▸ About this task
Look through the data below. Show each line where the string "title" occurs.

- - - - - - -

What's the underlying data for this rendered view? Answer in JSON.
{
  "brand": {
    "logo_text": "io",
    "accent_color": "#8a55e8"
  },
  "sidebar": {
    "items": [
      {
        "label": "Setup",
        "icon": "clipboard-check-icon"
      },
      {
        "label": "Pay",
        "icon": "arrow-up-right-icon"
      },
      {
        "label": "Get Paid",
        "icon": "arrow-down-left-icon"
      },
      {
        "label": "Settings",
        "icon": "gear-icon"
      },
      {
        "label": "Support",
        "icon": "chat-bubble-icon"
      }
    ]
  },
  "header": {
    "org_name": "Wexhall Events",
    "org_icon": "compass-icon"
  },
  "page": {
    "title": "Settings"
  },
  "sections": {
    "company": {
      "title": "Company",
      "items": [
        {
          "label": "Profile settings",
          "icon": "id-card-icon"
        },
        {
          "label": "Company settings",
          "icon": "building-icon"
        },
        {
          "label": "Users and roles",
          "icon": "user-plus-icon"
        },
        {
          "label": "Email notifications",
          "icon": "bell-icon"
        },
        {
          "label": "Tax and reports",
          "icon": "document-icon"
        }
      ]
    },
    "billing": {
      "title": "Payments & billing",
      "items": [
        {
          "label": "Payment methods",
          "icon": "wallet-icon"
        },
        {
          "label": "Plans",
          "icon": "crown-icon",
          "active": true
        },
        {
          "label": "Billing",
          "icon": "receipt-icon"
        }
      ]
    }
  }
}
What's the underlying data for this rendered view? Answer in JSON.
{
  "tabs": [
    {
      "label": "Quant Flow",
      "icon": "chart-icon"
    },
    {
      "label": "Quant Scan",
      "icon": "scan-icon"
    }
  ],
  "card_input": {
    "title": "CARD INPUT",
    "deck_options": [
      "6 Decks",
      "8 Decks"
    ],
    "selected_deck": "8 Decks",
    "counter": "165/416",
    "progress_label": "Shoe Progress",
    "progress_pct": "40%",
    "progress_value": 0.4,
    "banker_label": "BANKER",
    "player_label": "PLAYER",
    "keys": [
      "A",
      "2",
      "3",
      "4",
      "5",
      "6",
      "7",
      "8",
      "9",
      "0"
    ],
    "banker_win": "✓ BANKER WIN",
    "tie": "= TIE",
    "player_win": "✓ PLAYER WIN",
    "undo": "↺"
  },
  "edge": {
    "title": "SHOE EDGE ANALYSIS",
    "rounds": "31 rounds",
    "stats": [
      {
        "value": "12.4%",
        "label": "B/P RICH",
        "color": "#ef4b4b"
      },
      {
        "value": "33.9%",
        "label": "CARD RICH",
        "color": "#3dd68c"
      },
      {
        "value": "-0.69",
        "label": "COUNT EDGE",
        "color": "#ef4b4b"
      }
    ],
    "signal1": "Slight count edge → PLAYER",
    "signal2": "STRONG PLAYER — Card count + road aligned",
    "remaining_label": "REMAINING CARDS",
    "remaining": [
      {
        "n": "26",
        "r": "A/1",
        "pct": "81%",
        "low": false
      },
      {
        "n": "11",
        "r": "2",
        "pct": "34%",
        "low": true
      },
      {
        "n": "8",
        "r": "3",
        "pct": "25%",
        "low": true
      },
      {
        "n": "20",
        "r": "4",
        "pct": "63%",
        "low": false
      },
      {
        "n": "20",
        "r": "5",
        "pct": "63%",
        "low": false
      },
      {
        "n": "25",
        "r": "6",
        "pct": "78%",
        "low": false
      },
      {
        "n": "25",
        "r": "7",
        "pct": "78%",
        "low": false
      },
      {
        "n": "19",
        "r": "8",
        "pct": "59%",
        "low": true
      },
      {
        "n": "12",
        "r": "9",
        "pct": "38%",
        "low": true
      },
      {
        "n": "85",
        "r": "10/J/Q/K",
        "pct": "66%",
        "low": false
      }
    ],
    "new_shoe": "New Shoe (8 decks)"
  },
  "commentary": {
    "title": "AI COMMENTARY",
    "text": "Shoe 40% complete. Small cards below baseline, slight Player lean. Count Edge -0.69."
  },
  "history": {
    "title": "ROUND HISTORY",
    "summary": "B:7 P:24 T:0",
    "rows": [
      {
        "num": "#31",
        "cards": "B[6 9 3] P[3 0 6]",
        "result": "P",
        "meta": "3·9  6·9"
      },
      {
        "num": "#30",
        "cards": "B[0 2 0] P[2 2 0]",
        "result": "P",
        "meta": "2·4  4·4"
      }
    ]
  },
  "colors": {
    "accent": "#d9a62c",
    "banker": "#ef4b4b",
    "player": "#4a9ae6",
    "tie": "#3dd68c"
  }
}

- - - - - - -

▸ Answer box
    "title": "Settings"
      "title": "Company",
      "title": "Payments & billing",
    "title": "CARD INPUT",
    "title": "SHOE EDGE ANALYSIS",
    "title": "AI COMMENTARY",
    "title": "ROUND HISTORY",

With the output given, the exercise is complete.